Dieter Rams is a German industrial designer who has had a timeless effect on design. His influence can be seen in the iPhone in your hand, your bedroom clock radio and many other products available today. His style of design can be summed up by the phrase he uses, “Weniger, aber besser“, which translates as “Less, but better“.




The Ten Commandments for good design which he created can be applied to all facets of the design industry, he absolutely nails it:

  1. Good design should be innovative — It does not copy existing product forms, nor does it produce any kind of novelty just for the sake of it. The essence of innovation must clearly be seen in all of a product’s functions. Current technological development keeps offering new chances for innovative solutions.
  2. Good design should make a product useful — The product is bought in order to be used. It must serve a defined purpose, in both primary and additional functions. The most important task of design is to optimise the utility of a product’s usability.
  3. Good design is aesthetic design — The aesthetic quality of a product is integral to its usefulness because products we use every day affect our well-being. But only well-executed objects can be beautiful.
  4. Good design will make a product understandable — It clarifies the product’s structure. Better still, it can make the product talk. At best, it is self-explanatory.
  5. Good design is honest — It does not make a product more innovative, powerful or valuable than it really is. It does not attempt to manipulate the consumer with promises that cannot be kept.
  6. Good design is unobtrusive — Products fulfilling a purpose are like tools.
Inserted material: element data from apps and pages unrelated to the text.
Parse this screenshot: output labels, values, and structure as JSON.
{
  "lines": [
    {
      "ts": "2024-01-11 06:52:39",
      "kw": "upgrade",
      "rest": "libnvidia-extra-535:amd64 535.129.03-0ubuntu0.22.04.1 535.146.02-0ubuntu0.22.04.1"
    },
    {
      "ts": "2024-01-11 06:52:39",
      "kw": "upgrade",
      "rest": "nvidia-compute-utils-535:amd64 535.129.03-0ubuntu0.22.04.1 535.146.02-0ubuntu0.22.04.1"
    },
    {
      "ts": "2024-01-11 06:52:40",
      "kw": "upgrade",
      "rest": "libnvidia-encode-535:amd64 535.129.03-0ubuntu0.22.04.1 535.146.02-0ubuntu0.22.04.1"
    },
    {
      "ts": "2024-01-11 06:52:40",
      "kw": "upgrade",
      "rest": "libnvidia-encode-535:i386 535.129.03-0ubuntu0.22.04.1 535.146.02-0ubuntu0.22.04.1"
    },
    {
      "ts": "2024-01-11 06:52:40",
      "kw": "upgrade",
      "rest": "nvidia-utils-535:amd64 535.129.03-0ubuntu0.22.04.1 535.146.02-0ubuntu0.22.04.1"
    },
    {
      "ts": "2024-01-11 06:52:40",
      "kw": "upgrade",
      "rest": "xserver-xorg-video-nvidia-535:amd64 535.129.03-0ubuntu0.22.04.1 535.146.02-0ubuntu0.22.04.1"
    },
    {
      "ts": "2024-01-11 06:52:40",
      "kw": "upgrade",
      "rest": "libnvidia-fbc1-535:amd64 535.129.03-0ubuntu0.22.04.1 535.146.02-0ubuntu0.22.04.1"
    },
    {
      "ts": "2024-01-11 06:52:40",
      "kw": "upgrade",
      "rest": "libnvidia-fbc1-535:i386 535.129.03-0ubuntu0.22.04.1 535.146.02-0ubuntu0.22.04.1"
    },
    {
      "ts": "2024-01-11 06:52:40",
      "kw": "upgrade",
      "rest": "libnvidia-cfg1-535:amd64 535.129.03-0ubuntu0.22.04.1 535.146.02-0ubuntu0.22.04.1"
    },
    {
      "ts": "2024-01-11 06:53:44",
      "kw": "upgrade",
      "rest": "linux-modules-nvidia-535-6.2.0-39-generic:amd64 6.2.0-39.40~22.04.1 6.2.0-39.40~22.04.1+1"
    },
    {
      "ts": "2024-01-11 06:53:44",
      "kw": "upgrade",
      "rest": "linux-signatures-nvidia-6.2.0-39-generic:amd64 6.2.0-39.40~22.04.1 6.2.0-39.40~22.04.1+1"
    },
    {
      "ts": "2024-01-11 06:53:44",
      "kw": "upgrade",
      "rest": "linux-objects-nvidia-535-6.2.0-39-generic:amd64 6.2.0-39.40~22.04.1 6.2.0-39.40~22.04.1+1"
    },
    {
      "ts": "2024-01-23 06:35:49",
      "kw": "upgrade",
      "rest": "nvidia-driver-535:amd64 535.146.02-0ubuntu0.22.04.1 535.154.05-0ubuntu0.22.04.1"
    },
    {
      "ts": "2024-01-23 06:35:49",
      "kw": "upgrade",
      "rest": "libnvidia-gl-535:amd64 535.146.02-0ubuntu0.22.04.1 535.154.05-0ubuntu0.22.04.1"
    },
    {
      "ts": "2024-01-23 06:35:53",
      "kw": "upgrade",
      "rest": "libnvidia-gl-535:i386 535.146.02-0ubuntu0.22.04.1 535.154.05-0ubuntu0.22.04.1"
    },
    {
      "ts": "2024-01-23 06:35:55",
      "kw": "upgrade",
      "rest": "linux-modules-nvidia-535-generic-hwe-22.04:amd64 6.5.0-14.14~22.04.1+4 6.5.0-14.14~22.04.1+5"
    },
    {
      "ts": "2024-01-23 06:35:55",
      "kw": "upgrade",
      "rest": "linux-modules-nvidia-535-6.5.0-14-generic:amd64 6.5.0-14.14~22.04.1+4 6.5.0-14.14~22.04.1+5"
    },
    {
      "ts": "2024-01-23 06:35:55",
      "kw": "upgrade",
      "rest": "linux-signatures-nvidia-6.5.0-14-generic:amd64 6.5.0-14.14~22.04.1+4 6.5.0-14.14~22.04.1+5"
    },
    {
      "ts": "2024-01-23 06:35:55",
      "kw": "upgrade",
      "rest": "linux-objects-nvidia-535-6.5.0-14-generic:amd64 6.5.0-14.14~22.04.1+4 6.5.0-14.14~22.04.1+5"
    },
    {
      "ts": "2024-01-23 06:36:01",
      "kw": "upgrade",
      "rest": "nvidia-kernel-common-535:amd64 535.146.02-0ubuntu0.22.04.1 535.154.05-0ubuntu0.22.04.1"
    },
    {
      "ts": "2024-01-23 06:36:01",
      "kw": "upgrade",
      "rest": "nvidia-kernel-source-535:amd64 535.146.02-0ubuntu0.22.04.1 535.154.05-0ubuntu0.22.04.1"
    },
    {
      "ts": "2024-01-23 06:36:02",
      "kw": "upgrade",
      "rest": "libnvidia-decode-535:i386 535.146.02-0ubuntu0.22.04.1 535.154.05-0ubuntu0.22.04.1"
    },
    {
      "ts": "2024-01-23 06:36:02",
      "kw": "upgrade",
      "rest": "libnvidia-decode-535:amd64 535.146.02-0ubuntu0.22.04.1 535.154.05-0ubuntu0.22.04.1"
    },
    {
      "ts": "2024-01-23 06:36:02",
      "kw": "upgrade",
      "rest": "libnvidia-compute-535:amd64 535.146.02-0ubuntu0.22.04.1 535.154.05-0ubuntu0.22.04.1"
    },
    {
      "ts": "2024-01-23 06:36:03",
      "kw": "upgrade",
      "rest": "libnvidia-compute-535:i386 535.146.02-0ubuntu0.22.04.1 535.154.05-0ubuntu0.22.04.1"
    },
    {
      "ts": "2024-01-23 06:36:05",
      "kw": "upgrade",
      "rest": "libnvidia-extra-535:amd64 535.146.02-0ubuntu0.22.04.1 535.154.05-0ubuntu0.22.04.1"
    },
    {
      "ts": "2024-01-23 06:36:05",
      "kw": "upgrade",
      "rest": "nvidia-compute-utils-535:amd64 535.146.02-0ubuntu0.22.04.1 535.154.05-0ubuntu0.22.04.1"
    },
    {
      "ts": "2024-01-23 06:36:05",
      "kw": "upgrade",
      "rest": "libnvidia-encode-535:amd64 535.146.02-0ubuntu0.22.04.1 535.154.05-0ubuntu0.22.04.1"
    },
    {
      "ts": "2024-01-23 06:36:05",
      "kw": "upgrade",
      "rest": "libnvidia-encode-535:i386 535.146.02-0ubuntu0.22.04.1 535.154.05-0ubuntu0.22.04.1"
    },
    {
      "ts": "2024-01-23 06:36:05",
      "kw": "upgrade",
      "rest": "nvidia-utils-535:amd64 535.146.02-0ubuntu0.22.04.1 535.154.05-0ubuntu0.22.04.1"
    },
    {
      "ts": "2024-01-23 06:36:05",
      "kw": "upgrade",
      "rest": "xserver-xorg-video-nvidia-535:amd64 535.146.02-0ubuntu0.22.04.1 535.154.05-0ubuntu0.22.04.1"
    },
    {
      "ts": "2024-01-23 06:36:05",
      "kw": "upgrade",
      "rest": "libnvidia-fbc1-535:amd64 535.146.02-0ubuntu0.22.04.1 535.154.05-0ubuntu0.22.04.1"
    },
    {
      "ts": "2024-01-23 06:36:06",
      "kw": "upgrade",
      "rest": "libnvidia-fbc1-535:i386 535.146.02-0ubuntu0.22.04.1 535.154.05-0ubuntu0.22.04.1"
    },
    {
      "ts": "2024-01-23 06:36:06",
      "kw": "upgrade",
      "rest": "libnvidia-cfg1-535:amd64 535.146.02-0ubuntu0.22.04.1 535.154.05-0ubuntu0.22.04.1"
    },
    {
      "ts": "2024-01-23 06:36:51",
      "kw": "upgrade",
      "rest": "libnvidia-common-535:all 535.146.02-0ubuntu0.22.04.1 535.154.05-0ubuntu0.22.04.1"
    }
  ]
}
They are neither decorative objects nor works of art. Their design should therefore be both neutral and restrained, to leave room for the user’s self-expression.
  7. Good design is long lived — It does not follow trends that become out-dated after a short time. Well designed products differ significantly from short-lived, trivial products in today’s throwaway world.
  8. Good design is consistent in every detail — Nothing must be arbitrary. Thoroughness and accuracy in the design process shows respect towards the user.
  9. Good design should be environmentally friendly — Design must make contributions towards a stable environment and sensible raw material situation. This does not only include actual pollution, but also visual pollution and destruction of our environmet.
  10. Good design is as little design as possible — Less is more – because it concentrates on the essential aspects and the products are not burdened with non-essentials. Back to purity, back to simplicity


Dieter creates stylish products which are both functional and aesthetic, he has even been credited for influencing many of apple’s products. His work has been exhibited across the world and even if it was created years ago, still proves to be timeless. I type this as I’m wearing a Braun Watch designed by the man himself.






For more Dieter Rams inspired work, check out this Tumblr dedicated to his style